Tailor your feedback to specific individuals too, rather than offering generic praise to a team. This reminds remote workers that their work is valued, and not swept up in that of their colleagues. And remember to keep it authentic — token praise when it’s not deserved is patronizing rather than rewarding, and it carries more weight too.
And if you have to give negative feedback, try to sandwich it between positive praise to lessen the blow. This helps your remote workers feel valued, whilst simultaneously encouraging them to work harder.
It’s also worth using feedback loops too. While these are typically used for customer-centric feedback, they are also vital for improving internal business culture.
Give your employees opportunities to voice their concerns about their role as a remote worker. Use this information to make improvements to your remote working infrastructure, based on their genuine and honest feedback.
Remember to let your employees know that feedback is a safe space — there will be no repercussions for negative feedback. Anonymous surveys are a good way of sourcing this feedback.
Encourage collaboration with internal projects
The typical business is divided into teams, separate groups that may or may not liaise with each other. Or if they do need to communicate, it’s only on an infrequent basis — not enough for them to develop any sort of meaningful relationship.
And when a remote worker is in such a team, their disconnect reduces that ability even further.
While every employee in a business is working towards the same goal, they often lack opportunities that require them all to pitch in and collaborate together on a single project.
But launching a collaborative side project, that doesn’t have to relate to your business’s goals, can be a rewarding experience that requires all team members to communicate and collaborate, regardless of which team they are in.
One example of this is launching an internal business project, like a blog or an online store. Blogs are simple enough to build, and starting an eCommerce venture is easy. There are plenty of easy-to-use apps and tools that negate the need for complicated coding, so it’s simple to get such a project off the ground quickly.
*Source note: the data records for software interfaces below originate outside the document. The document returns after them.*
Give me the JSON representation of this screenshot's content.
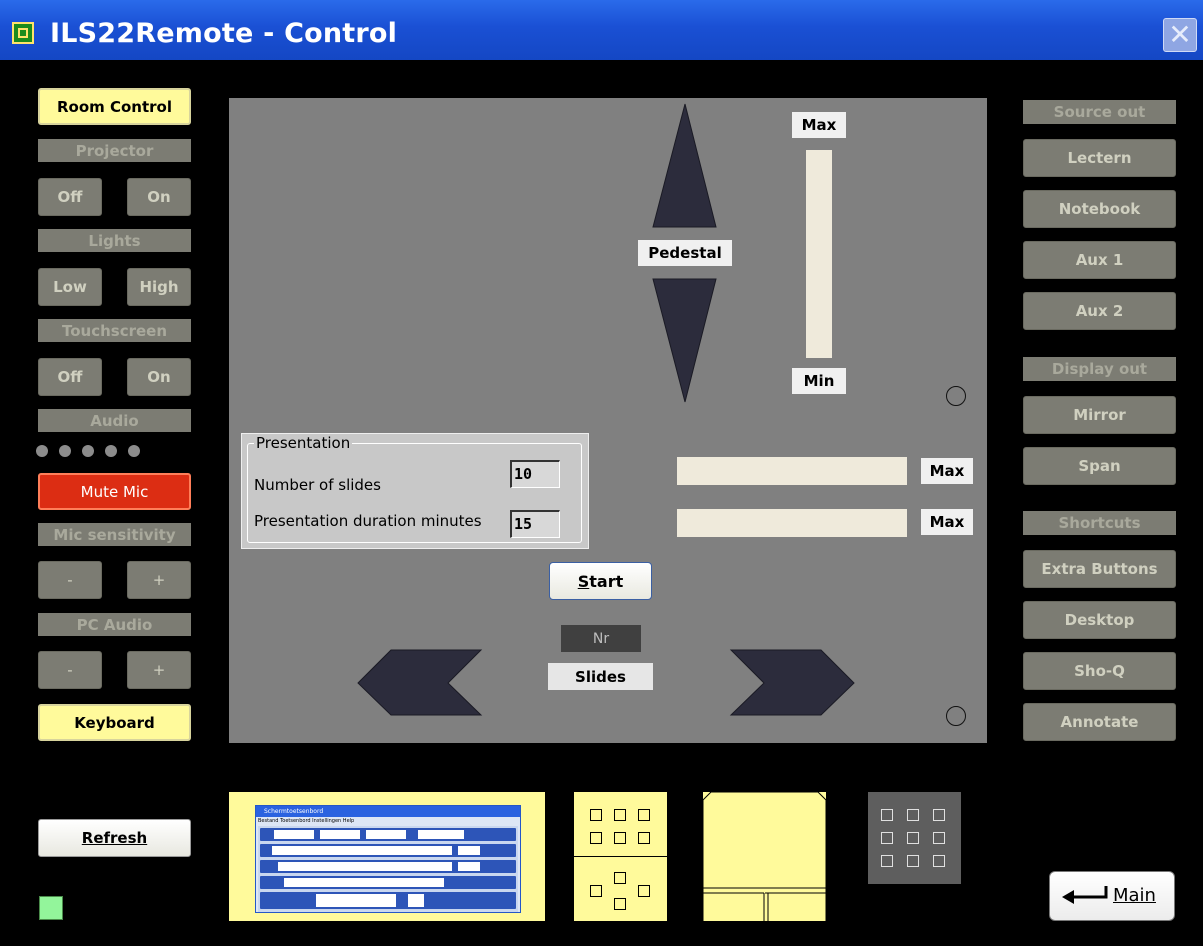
{
  "window": {
    "title": "ILS22Remote - Control",
    "close_symbol": "✕"
  },
  "left": {
    "room_control": "Room Control",
    "projector": {
      "header": "Projector",
      "off": "Off",
      "on": "On"
    },
    "lights": {
      "header": "Lights",
      "low": "Low",
      "high": "High"
    },
    "touchscreen": {
      "header": "Touchscreen",
      "off": "Off",
      "on": "On"
    },
    "audio": {
      "header": "Audio",
      "level_dots": 5
    },
    "mute_mic": "Mute Mic",
    "mic_sensitivity": {
      "header": "Mic sensitivity",
      "minus": "-",
      "plus": "+"
    },
    "pc_audio": {
      "header": "PC Audio",
      "minus": "-",
      "plus": "+"
    },
    "keyboard": "Keyboard",
    "refresh": "Refresh"
  },
  "center": {
    "pedestal": {
      "label": "Pedestal",
      "max": "Max",
      "min": "Min"
    },
    "presentation": {
      "legend": "Presentation",
      "slides_label": "Number of slides",
      "slides_value": "10",
      "duration_label": "Presentation duration minutes",
      "duration_value": "15"
    },
    "progress_max_1": "Max",
    "progress_max_2": "Max",
    "start": "Start",
    "start_mnemonic": "S",
    "start_rest": "tart",
    "nr": "Nr",
    "slides": "Slides"
  },
  "right": {
    "source_out": {
      "header": "Source out",
      "items": [
        "Lectern",
        "Notebook",
        "Aux 1",
        "Aux 2"
      ]
    },
    "display_out": {
      "header": "Display out",
      "items": [
        "Mirror",
        "Span"
      ]
    },
    "shortcuts": {
      "header": "Shortcuts",
      "items": [
        "Extra Buttons",
        "Desktop",
        "Sho-Q",
        "Annotate"
      ]
    }
  },
  "bottom": {
    "main_button": "Main",
    "osk_title": "Schermtoetsenbord",
    "osk_menu": "Bestand  Toetsenbord  Instellingen  Help"
  },
  "colors": {
    "title_bar": "#1a50d4",
    "yellow_button": "#fffa9b",
    "gray_button": "#7c7c73",
    "mute_red": "#dc2d13",
    "panel_bg": "#808080",
    "arrow_fill": "#2c2c3c",
    "status_green": "#93f59b"
  }
}
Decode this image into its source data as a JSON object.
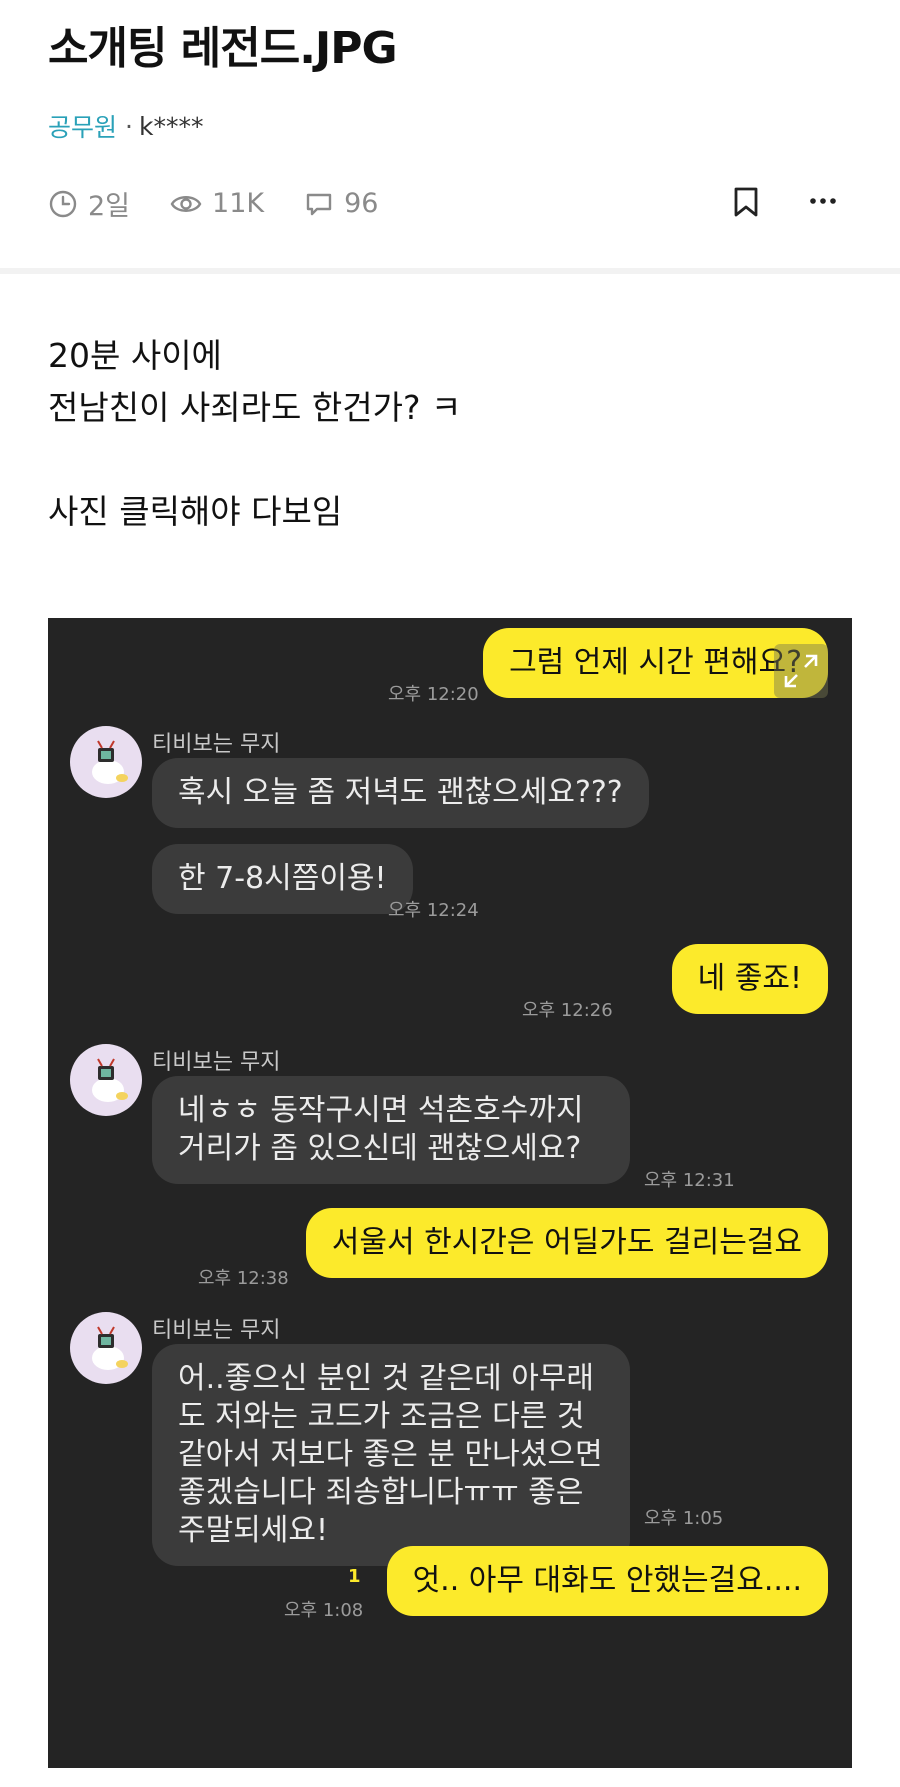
{
  "post": {
    "title": "소개팅 레전드.JPG",
    "category": "공무원",
    "separator": "·",
    "author": "k****",
    "stats": {
      "age": "2일",
      "views": "11K",
      "comments": "96"
    },
    "body_lines": [
      "20분 사이에",
      "전남친이 사죄라도 한건가? ㅋ",
      "",
      "사진 클릭해야 다보임"
    ]
  },
  "chat": {
    "sender_name": "티비보는 무지",
    "messages": [
      {
        "from": "me",
        "text": "그럼 언제 시간 편해요?",
        "time": "오후 12:20"
      },
      {
        "from": "them",
        "text": "혹시 오늘 좀 저녁도 괜찮으세요???"
      },
      {
        "from": "them",
        "text": "한 7-8시쯤이용!",
        "time": "오후 12:24"
      },
      {
        "from": "me",
        "text": "네 좋죠!",
        "time": "오후 12:26"
      },
      {
        "from": "them",
        "text": "네ㅎㅎ 동작구시면 석촌호수까지 거리가 좀 있으신데 괜찮으세요?",
        "time": "오후 12:31"
      },
      {
        "from": "me",
        "text": "서울서 한시간은 어딜가도 걸리는걸요",
        "time": "오후 12:38"
      },
      {
        "from": "them",
        "text": "어..좋으신 분인 것 같은데 아무래도 저와는 코드가 조금은 다른 것 같아서 저보다 좋은 분 만나셨으면 좋겠습니다 죄송합니다ㅠㅠ 좋은 주말되세요!",
        "time": "오후 1:05"
      },
      {
        "from": "me",
        "text": "엇.. 아무 대화도 안했는걸요....",
        "time": "오후 1:08",
        "unread": "1"
      }
    ]
  },
  "colors": {
    "accent": "#2aa1b8",
    "chat_bg": "#242424",
    "my_bubble": "#fcea2b",
    "their_bubble": "#3b3b3b"
  }
}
Assign tasks to each remote worker (for instance, product sourcing, theme design, and so on) and encourage them to collaborate together to build a profitable venture. While your team likely has the requisite skills between them to accomplish this, most SaaS platforms offer resources and guides by default to help your remote team succeed. As well as increasing team cohesion, you’ll build their skillset, enhance their project management skills, and boost confidence as a result.
Plus, such a project also provides a safe space to practice using the collaborative software mentioned above too, without running the risk of impacting client work.
The benefits of remote workers far outweigh the challenges posed by remote work. But it’s still up to employers to integrate their remote workers into a coherent team and create a solid business culture.
Follow the tips above and transform your scattered digital employees into a connected team that helps your business grow.
Kayleigh Alexandra is a writer and campaign designer for MicroStartups, a website focused on helping charities and microbusinesses. After years of working in sustainability, marketing, and creative industries, Kayleigh now loves to devote her time to supporting other businesses to grow and thrive.
Visit her blog or follow her on Twitter @getmicrostarted for the latest news, tips, and advice for startups and solopreneurs.